:: WHAT THIS TASK INVOLVES ::
Keep the pictures out and restate every record exactly.

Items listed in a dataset

>>

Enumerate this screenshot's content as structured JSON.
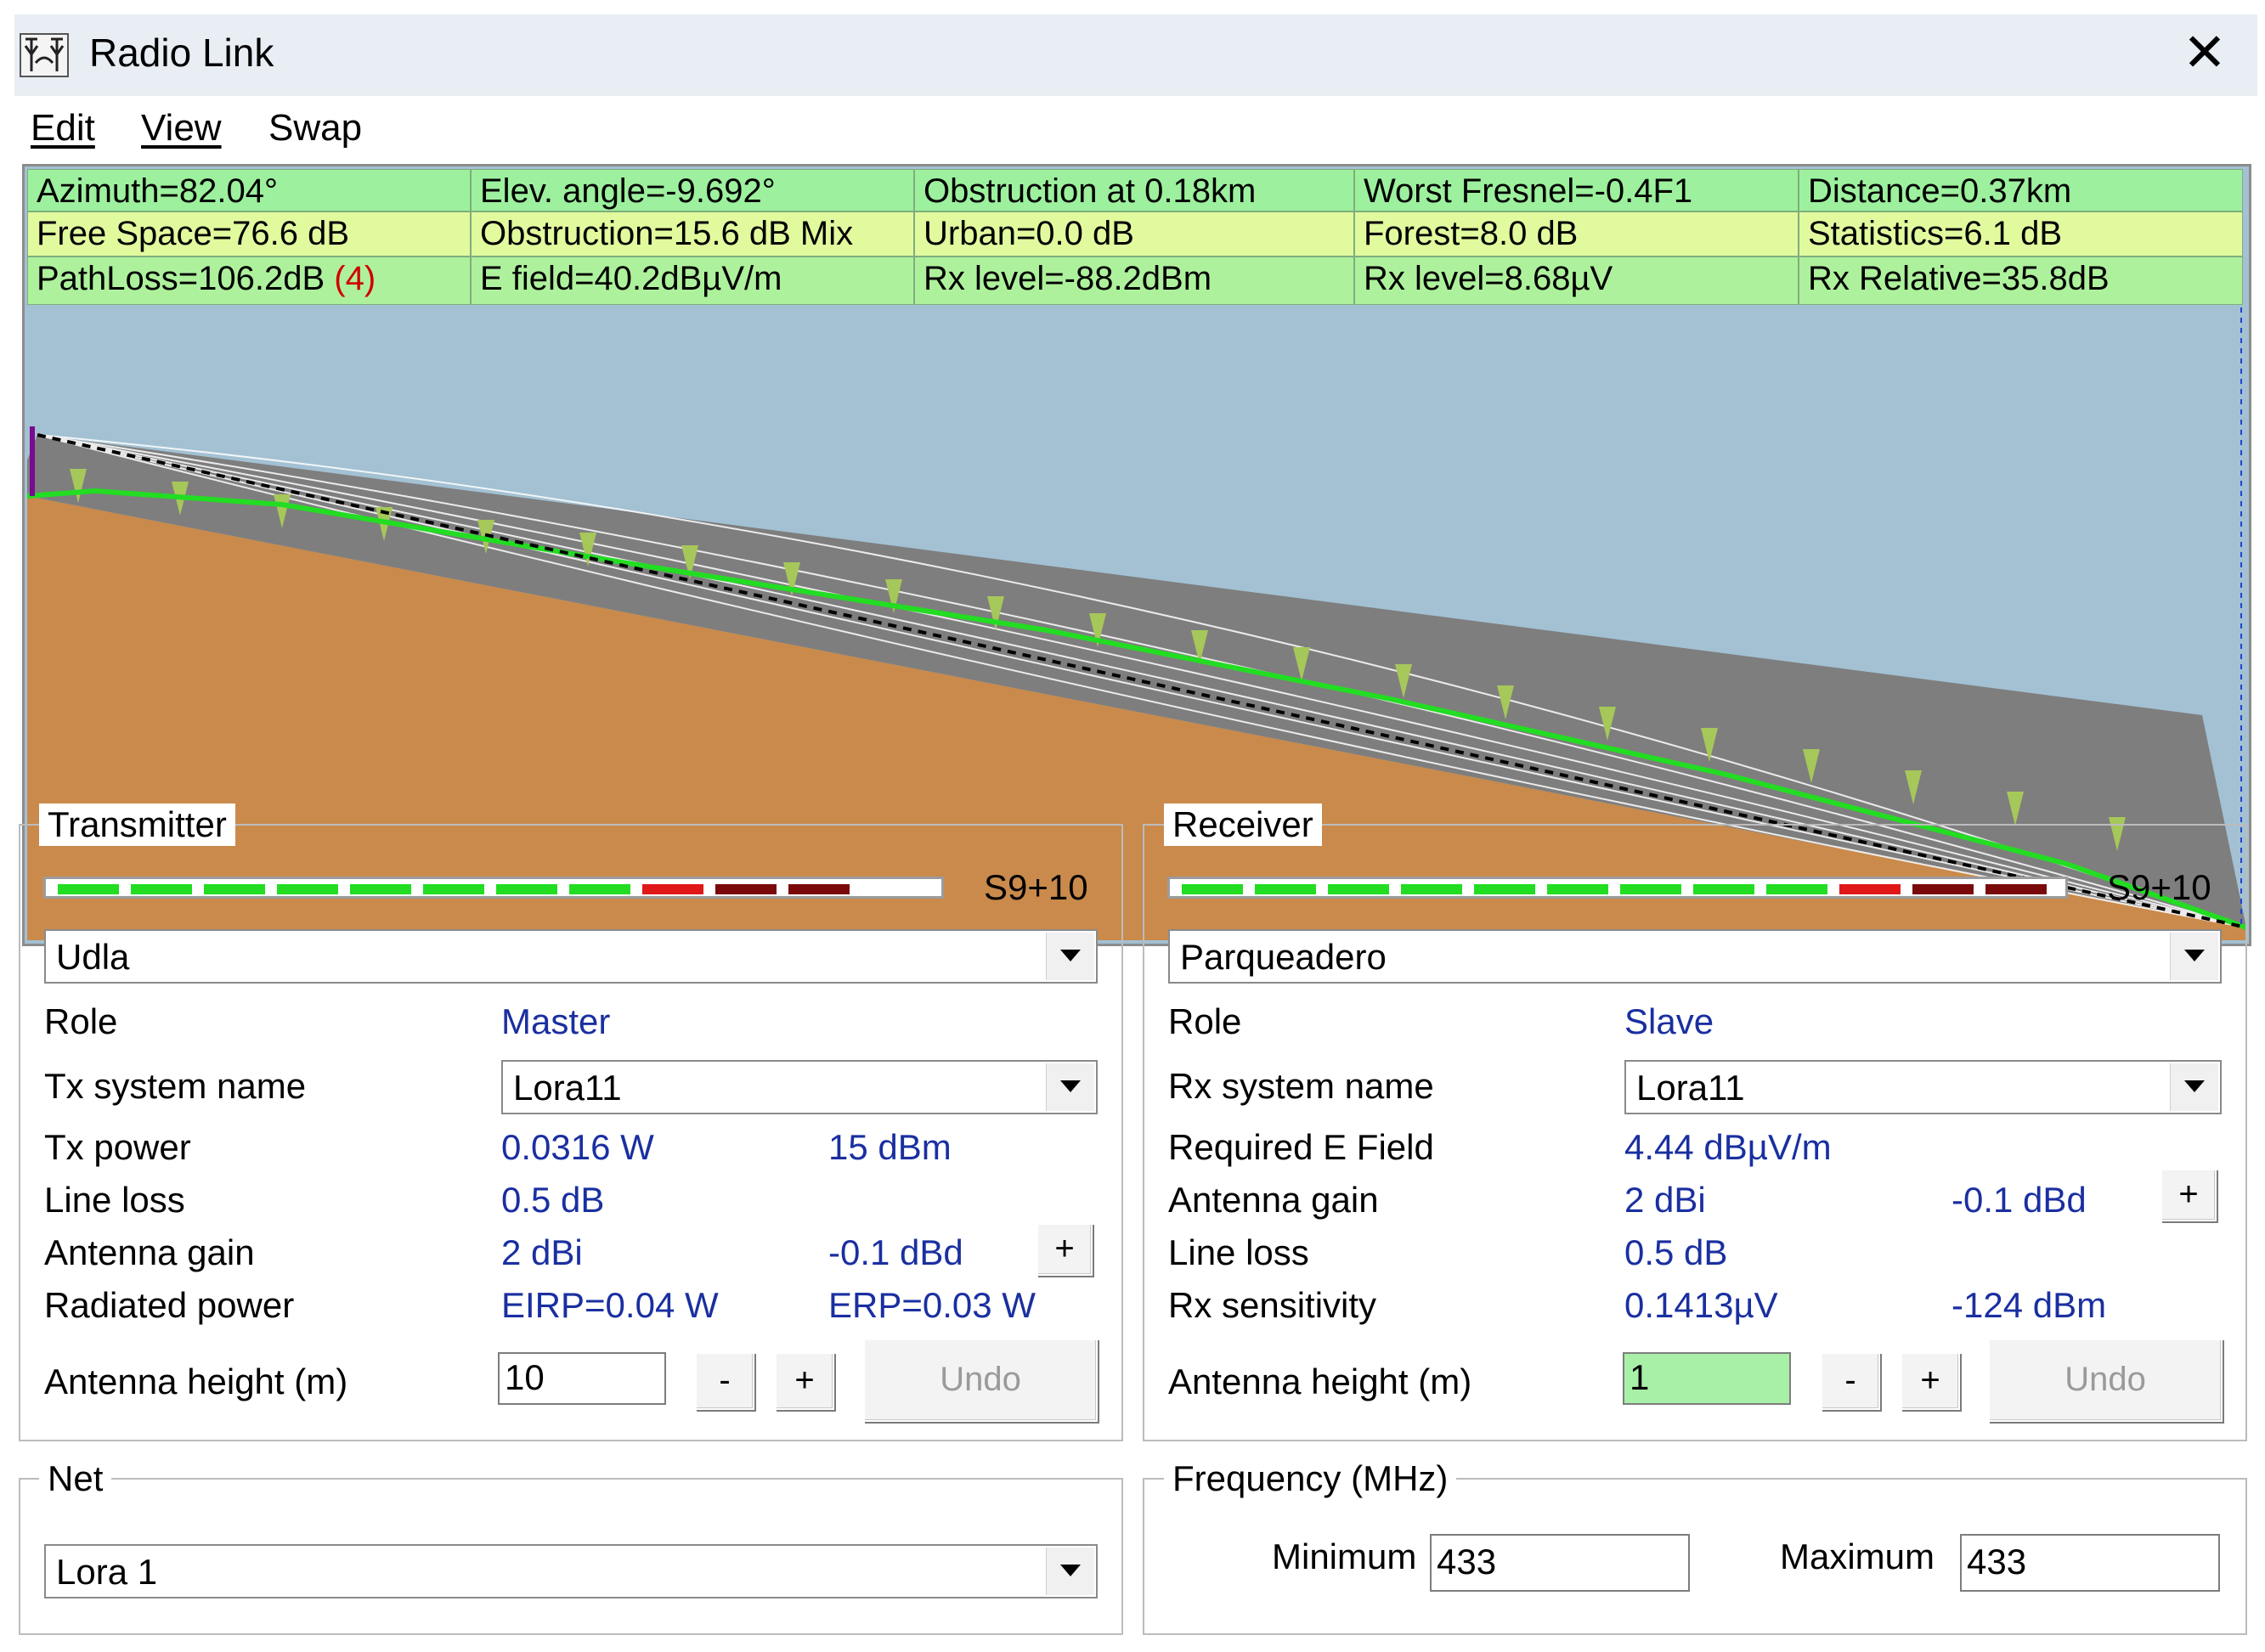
{
  "window": {
    "title": "Radio Link",
    "close": "✕"
  },
  "menu": [
    "Edit",
    "View",
    "Swap"
  ],
  "info": {
    "row1": [
      "Azimuth=82.04°",
      "Elev. angle=-9.692°",
      "Obstruction at 0.18km",
      "Worst Fresnel=-0.4F1",
      "Distance=0.37km"
    ],
    "row2": [
      "Free Space=76.6 dB",
      "Obstruction=15.6 dB Mix",
      "Urban=0.0 dB",
      "Forest=8.0 dB",
      "Statistics=6.1 dB"
    ],
    "row3": [
      "PathLoss=106.2dB",
      "E field=40.2dBµV/m",
      "Rx level=-88.2dBm",
      "Rx level=8.68µV",
      "Rx Relative=35.8dB"
    ],
    "pathloss_tag": "(4)"
  },
  "colors": {
    "sky": "#a3c1d3",
    "terrain": "#c98a4c",
    "fresnel": "#7e7e7e",
    "ground_line": "#22dd22",
    "meter_green": "#22dd22",
    "meter_red": "#e01818",
    "meter_darkred": "#7a0a0a"
  },
  "transmitter": {
    "title": "Transmitter",
    "smeter": "S9+10",
    "meter_level": {
      "green": 8,
      "red": 1,
      "darkred": 2
    },
    "site": "Udla",
    "role_label": "Role",
    "role": "Master",
    "system_label": "Tx system name",
    "system": "Lora11",
    "power_label": "Tx power",
    "power_w": "0.0316 W",
    "power_dbm": "15 dBm",
    "lineloss_label": "Line loss",
    "lineloss": "0.5 dB",
    "gain_label": "Antenna gain",
    "gain_dbi": "2 dBi",
    "gain_dbd": "-0.1 dBd",
    "radiated_label": "Radiated power",
    "eirp": "EIRP=0.04 W",
    "erp": "ERP=0.03 W",
    "height_label": "Antenna height (m)",
    "height": "10",
    "minus": "-",
    "plus": "+",
    "undo": "Undo"
  },
  "receiver": {
    "title": "Receiver",
    "smeter": "S9+10",
    "meter_level": {
      "green": 9,
      "red": 1,
      "darkred": 2
    },
    "site": "Parqueadero",
    "role_label": "Role",
    "role": "Slave",
    "system_label": "Rx system name",
    "system": "Lora11",
    "efield_label": "Required E Field",
    "efield": "4.44 dBµV/m",
    "gain_label": "Antenna gain",
    "gain_dbi": "2 dBi",
    "gain_dbd": "-0.1 dBd",
    "lineloss_label": "Line loss",
    "lineloss": "0.5 dB",
    "sens_label": "Rx sensitivity",
    "sens_uv": "0.1413µV",
    "sens_dbm": "-124 dBm",
    "height_label": "Antenna height (m)",
    "height": "1",
    "minus": "-",
    "plus": "+",
    "undo": "Undo"
  },
  "net": {
    "title": "Net",
    "value": "Lora 1"
  },
  "frequency": {
    "title": "Frequency (MHz)",
    "min_label": "Minimum",
    "min": "433",
    "max_label": "Maximum",
    "max": "433"
  }
}
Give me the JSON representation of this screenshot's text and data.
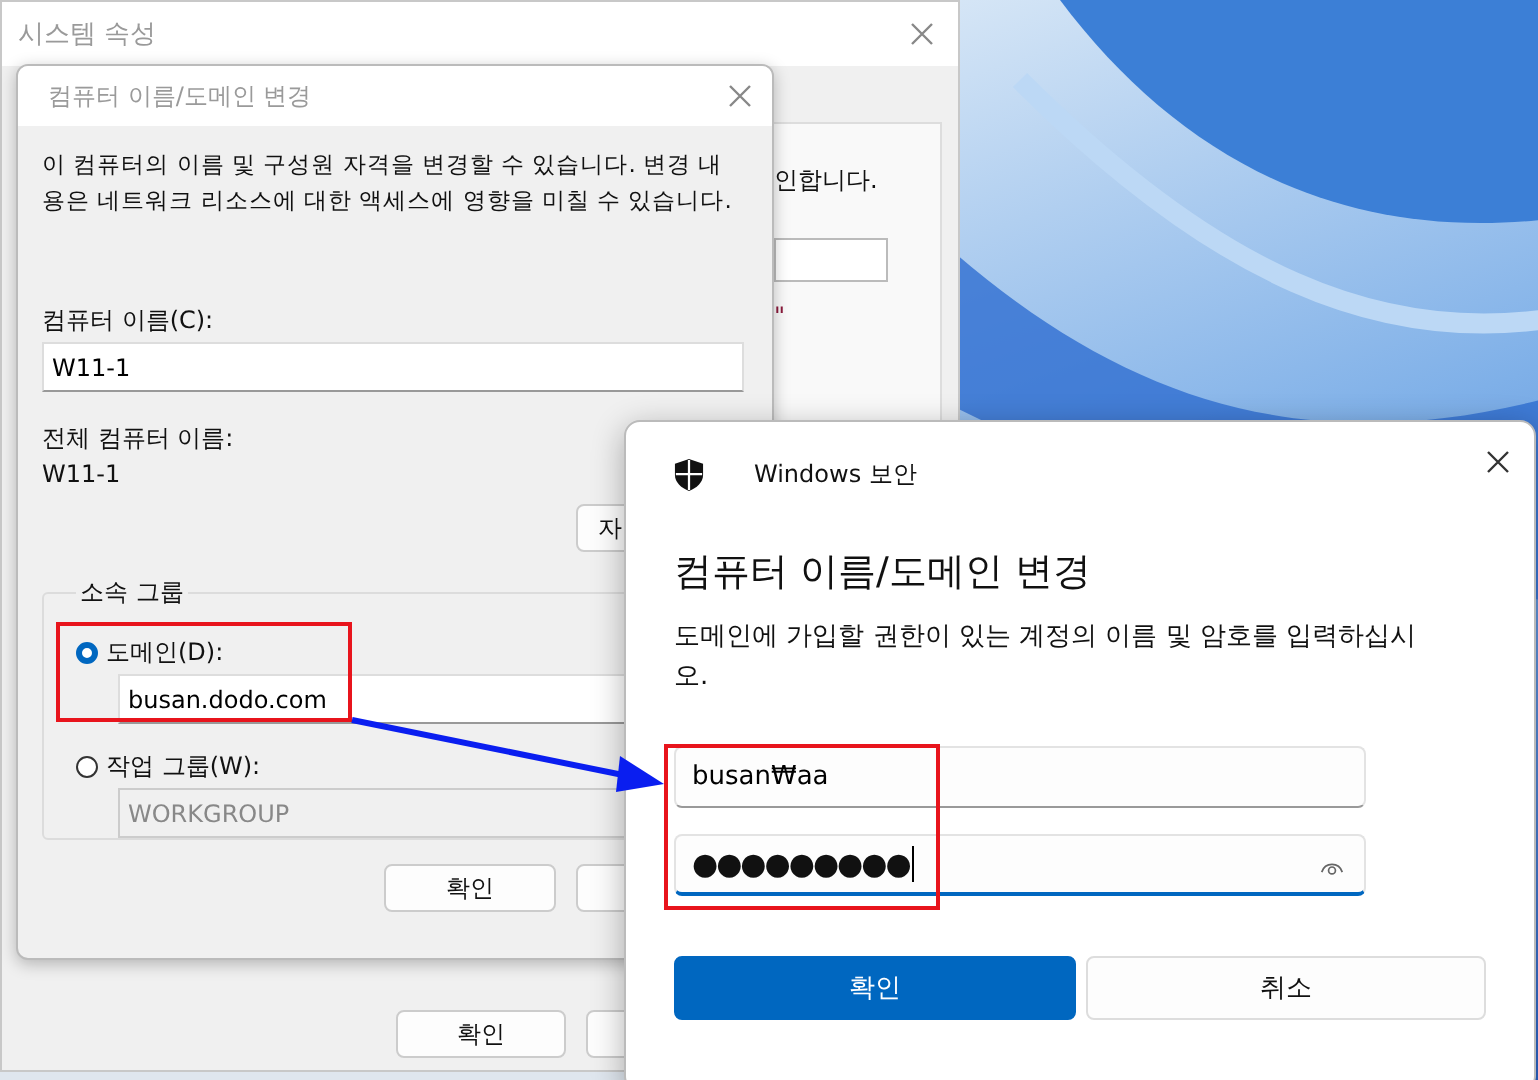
{
  "system_properties": {
    "title": "시스템 속성",
    "partial_text": "인합니다.",
    "partial_quote": "\"",
    "ok_button": "확인"
  },
  "change_dialog": {
    "title": "컴퓨터 이름/도메인 변경",
    "description": "이 컴퓨터의 이름 및 구성원 자격을 변경할 수 있습니다. 변경 내용은 네트워크 리소스에 대한 액세스에 영향을 미칠 수 있습니다.",
    "computer_name_label": "컴퓨터 이름(C):",
    "computer_name": "W11-1",
    "full_name_label": "전체 컴퓨터 이름:",
    "full_name": "W11-1",
    "more_button": "자",
    "member_group": {
      "title": "소속 그룹",
      "options": [
        {
          "label": "도메인(D):",
          "value": "busan.dodo.com",
          "selected": true,
          "disabled": false
        },
        {
          "label": "작업 그룹(W):",
          "value": "WORKGROUP",
          "selected": false,
          "disabled": true
        }
      ]
    },
    "ok_button": "확인"
  },
  "security_dialog": {
    "app": "Windows 보안",
    "heading": "컴퓨터 이름/도메인 변경",
    "description": "도메인에 가입할 권한이 있는 계정의 이름 및 암호를 입력하십시오.",
    "username": "busan₩aa",
    "password": "●●●●●●●●●",
    "ok_button": "확인",
    "cancel_button": "취소"
  }
}
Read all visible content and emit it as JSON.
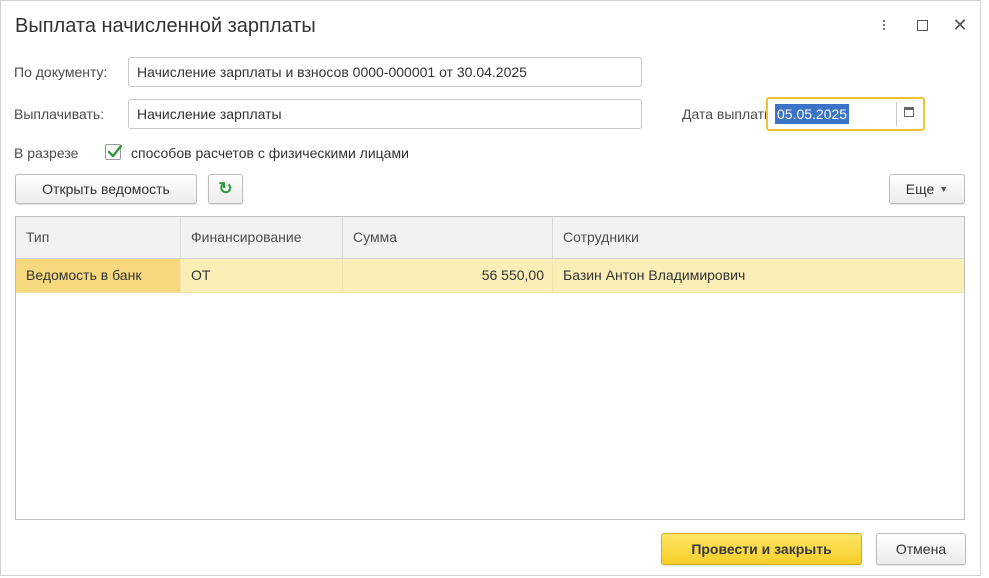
{
  "window": {
    "title": "Выплата начисленной зарплаты",
    "controls": [
      "more-icon",
      "maximize-icon",
      "close-icon"
    ]
  },
  "form": {
    "document_label": "По документу:",
    "document_value": "Начисление зарплаты и взносов 0000-000001 от 30.04.2025",
    "pay_label": "Выплачивать:",
    "pay_value": "Начисление зарплаты",
    "date_label": "Дата выплаты:",
    "date_value": "05.05.2025",
    "breakdown_label": "В разрезе",
    "breakdown_checked": true,
    "breakdown_option": "способов расчетов с физическими лицами"
  },
  "toolbar": {
    "open_statement": "Открыть ведомость",
    "more": "Еще"
  },
  "table": {
    "columns": [
      "Тип",
      "Финансирование",
      "Сумма",
      "Сотрудники"
    ],
    "rows": [
      [
        "Ведомость в банк",
        "ОТ",
        "56 550,00",
        "Базин Антон Владимирович"
      ]
    ]
  },
  "footer": {
    "post_close": "Провести и закрыть",
    "cancel": "Отмена"
  },
  "colors": {
    "accent_yellow": "#f7cf2a",
    "selected_row": "#fbeeb7",
    "check_green": "#2e9a3c",
    "selection_blue": "#3b73c7"
  }
}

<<

:: WORKED SOLUTION ::
Enumerate this screenshot's content as structured JSON.
{
  "window": {
    "title": "Radio Link",
    "close": "✕"
  },
  "menu": [
    "Edit",
    "View",
    "Swap"
  ],
  "info": {
    "row1": [
      "Azimuth=82.04°",
      "Elev. angle=-9.692°",
      "Obstruction at 0.18km",
      "Worst Fresnel=-0.4F1",
      "Distance=0.37km"
    ],
    "row2": [
      "Free Space=76.6 dB",
      "Obstruction=15.6 dB Mix",
      "Urban=0.0 dB",
      "Forest=8.0 dB",
      "Statistics=6.1 dB"
    ],
    "row3": [
      "PathLoss=106.2dB",
      "E field=40.2dBµV/m",
      "Rx level=-88.2dBm",
      "Rx level=8.68µV",
      "Rx Relative=35.8dB"
    ],
    "pathloss_tag": "(4)"
  },
  "colors": {
    "sky": "#a3c1d3",
    "terrain": "#c98a4c",
    "fresnel": "#7e7e7e",
    "ground_line": "#22dd22",
    "meter_green": "#22dd22",
    "meter_red": "#e01818",
    "meter_darkred": "#7a0a0a"
  },
  "transmitter": {
    "title": "Transmitter",
    "smeter": "S9+10",
    "meter_level": {
      "green": 8,
      "red": 1,
      "darkred": 2
    },
    "site": "Udla",
    "role_label": "Role",
    "role": "Master",
    "system_label": "Tx system name",
    "system": "Lora11",
    "power_label": "Tx power",
    "power_w": "0.0316 W",
    "power_dbm": "15 dBm",
    "lineloss_label": "Line loss",
    "lineloss": "0.5 dB",
    "gain_label": "Antenna gain",
    "gain_dbi": "2 dBi",
    "gain_dbd": "-0.1 dBd",
    "radiated_label": "Radiated power",
    "eirp": "EIRP=0.04 W",
    "erp": "ERP=0.03 W",
    "height_label": "Antenna height (m)",
    "height": "10",
    "minus": "-",
    "plus": "+",
    "undo": "Undo"
  },
  "receiver": {
    "title": "Receiver",
    "smeter": "S9+10",
    "meter_level": {
      "green": 9,
      "red": 1,
      "darkred": 2
    },
    "site": "Parqueadero",
    "role_label": "Role",
    "role": "Slave",
    "system_label": "Rx system name",
    "system": "Lora11",
    "efield_label": "Required E Field",
    "efield": "4.44 dBµV/m",
    "gain_label": "Antenna gain",
    "gain_dbi": "2 dBi",
    "gain_dbd": "-0.1 dBd",
    "lineloss_label": "Line loss",
    "lineloss": "0.5 dB",
    "sens_label": "Rx sensitivity",
    "sens_uv": "0.1413µV",
    "sens_dbm": "-124 dBm",
    "height_label": "Antenna height (m)",
    "height": "1",
    "minus": "-",
    "plus": "+",
    "undo": "Undo"
  },
  "net": {
    "title": "Net",
    "value": "Lora 1"
  },
  "frequency": {
    "title": "Frequency (MHz)",
    "min_label": "Minimum",
    "min": "433",
    "max_label": "Maximum",
    "max": "433"
  }
}
Give me the JSON representation of this screenshot's text and data.
{
  "system_properties": {
    "title": "시스템 속성",
    "partial_text": "인합니다.",
    "partial_quote": "\"",
    "ok_button": "확인"
  },
  "change_dialog": {
    "title": "컴퓨터 이름/도메인 변경",
    "description": "이 컴퓨터의 이름 및 구성원 자격을 변경할 수 있습니다. 변경 내용은 네트워크 리소스에 대한 액세스에 영향을 미칠 수 있습니다.",
    "computer_name_label": "컴퓨터 이름(C):",
    "computer_name": "W11-1",
    "full_name_label": "전체 컴퓨터 이름:",
    "full_name": "W11-1",
    "more_button": "자",
    "member_group": {
      "title": "소속 그룹",
      "options": [
        {
          "label": "도메인(D):",
          "value": "busan.dodo.com",
          "selected": true,
          "disabled": false
        },
        {
          "label": "작업 그룹(W):",
          "value": "WORKGROUP",
          "selected": false,
          "disabled": true
        }
      ]
    },
    "ok_button": "확인"
  },
  "security_dialog": {
    "app": "Windows 보안",
    "heading": "컴퓨터 이름/도메인 변경",
    "description": "도메인에 가입할 권한이 있는 계정의 이름 및 암호를 입력하십시오.",
    "username": "busan₩aa",
    "password": "●●●●●●●●●",
    "ok_button": "확인",
    "cancel_button": "취소"
  }
}
Read all visible content and emit it as JSON.
{
  "window": {
    "title": "Выплата начисленной зарплаты",
    "controls": [
      "more-icon",
      "maximize-icon",
      "close-icon"
    ]
  },
  "form": {
    "document_label": "По документу:",
    "document_value": "Начисление зарплаты и взносов 0000-000001 от 30.04.2025",
    "pay_label": "Выплачивать:",
    "pay_value": "Начисление зарплаты",
    "date_label": "Дата выплаты:",
    "date_value": "05.05.2025",
    "breakdown_label": "В разрезе",
    "breakdown_checked": true,
    "breakdown_option": "способов расчетов с физическими лицами"
  },
  "toolbar": {
    "open_statement": "Открыть ведомость",
    "more": "Еще"
  },
  "table": {
    "columns": [
      "Тип",
      "Финансирование",
      "Сумма",
      "Сотрудники"
    ],
    "rows": [
      [
        "Ведомость в банк",
        "ОТ",
        "56 550,00",
        "Базин Антон Владимирович"
      ]
    ]
  },
  "footer": {
    "post_close": "Провести и закрыть",
    "cancel": "Отмена"
  },
  "colors": {
    "accent_yellow": "#f7cf2a",
    "selected_row": "#fbeeb7",
    "check_green": "#2e9a3c",
    "selection_blue": "#3b73c7"
  }
}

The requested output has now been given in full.